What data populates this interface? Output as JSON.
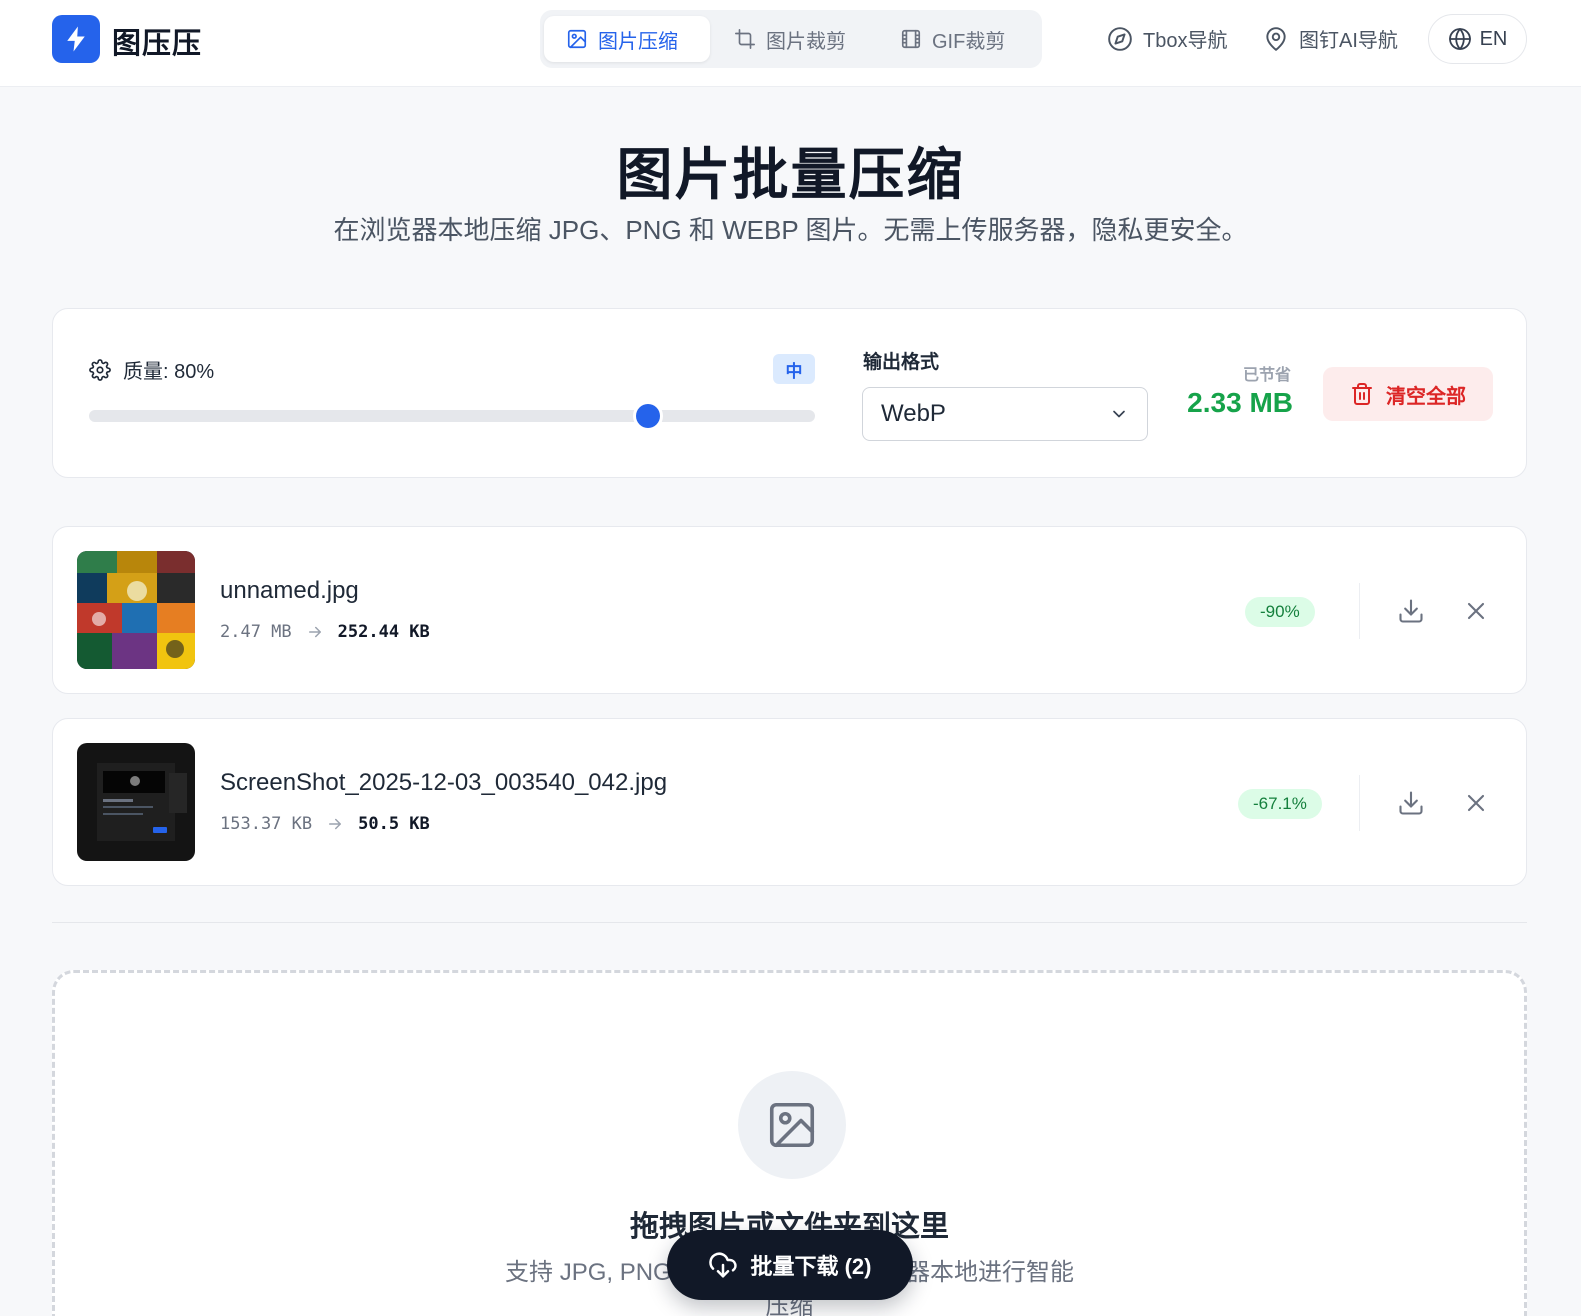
{
  "app": {
    "name": "图压压",
    "brand_color": "#2563eb"
  },
  "nav": {
    "tabs": [
      {
        "label": "图片压缩",
        "icon": "image-icon",
        "active": true
      },
      {
        "label": "图片裁剪",
        "icon": "crop-icon",
        "active": false
      },
      {
        "label": "GIF裁剪",
        "icon": "film-icon",
        "active": false
      }
    ],
    "links": [
      {
        "label": "Tbox导航",
        "icon": "compass-icon"
      },
      {
        "label": "图钉AI导航",
        "icon": "map-pin-icon"
      }
    ],
    "language": "EN"
  },
  "hero": {
    "title": "图片批量压缩",
    "subtitle": "在浏览器本地压缩 JPG、PNG 和 WEBP 图片。无需上传服务器，隐私更安全。"
  },
  "settings": {
    "quality_label": "质量: 80%",
    "quality_value": 80,
    "quality_level": "中",
    "format_label": "输出格式",
    "format_value": "WebP",
    "saved_label": "已节省",
    "saved_value": "2.33 MB",
    "clear_label": "清空全部"
  },
  "files": [
    {
      "name": "unnamed.jpg",
      "original_size": "2.47 MB",
      "compressed_size": "252.44 KB",
      "reduction": "-90%"
    },
    {
      "name": "ScreenShot_2025-12-03_003540_042.jpg",
      "original_size": "153.37 KB",
      "compressed_size": "50.5 KB",
      "reduction": "-67.1%"
    }
  ],
  "dropzone": {
    "title": "拖拽图片或文件夹到这里",
    "subtitle_line1": "支持 JPG, PNG, WEBP 格式，在浏览器本地进行智能",
    "subtitle_line2": "压缩"
  },
  "batch_download": {
    "label": "批量下载 (2)"
  },
  "colors": {
    "success": "#16a34a",
    "danger": "#dc2626",
    "dark": "#111827"
  }
}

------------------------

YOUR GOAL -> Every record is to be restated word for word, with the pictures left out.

RESULT OF THE EXERCISE ->
What data populates this interface? Output as JSON.
{
  "app": {
    "name": "图压压",
    "brand_color": "#2563eb"
  },
  "nav": {
    "tabs": [
      {
        "label": "图片压缩",
        "icon": "image-icon",
        "active": true
      },
      {
        "label": "图片裁剪",
        "icon": "crop-icon",
        "active": false
      },
      {
        "label": "GIF裁剪",
        "icon": "film-icon",
        "active": false
      }
    ],
    "links": [
      {
        "label": "Tbox导航",
        "icon": "compass-icon"
      },
      {
        "label": "图钉AI导航",
        "icon": "map-pin-icon"
      }
    ],
    "language": "EN"
  },
  "hero": {
    "title": "图片批量压缩",
    "subtitle": "在浏览器本地压缩 JPG、PNG 和 WEBP 图片。无需上传服务器，隐私更安全。"
  },
  "settings": {
    "quality_label": "质量: 80%",
    "quality_value": 80,
    "quality_level": "中",
    "format_label": "输出格式",
    "format_value": "WebP",
    "saved_label": "已节省",
    "saved_value": "2.33 MB",
    "clear_label": "清空全部"
  },
  "files": [
    {
      "name": "unnamed.jpg",
      "original_size": "2.47 MB",
      "compressed_size": "252.44 KB",
      "reduction": "-90%"
    },
    {
      "name": "ScreenShot_2025-12-03_003540_042.jpg",
      "original_size": "153.37 KB",
      "compressed_size": "50.5 KB",
      "reduction": "-67.1%"
    }
  ],
  "dropzone": {
    "title": "拖拽图片或文件夹到这里",
    "subtitle_line1": "支持 JPG, PNG, WEBP 格式，在浏览器本地进行智能",
    "subtitle_line2": "压缩"
  },
  "batch_download": {
    "label": "批量下载 (2)"
  },
  "colors": {
    "success": "#16a34a",
    "danger": "#dc2626",
    "dark": "#111827"
  }
}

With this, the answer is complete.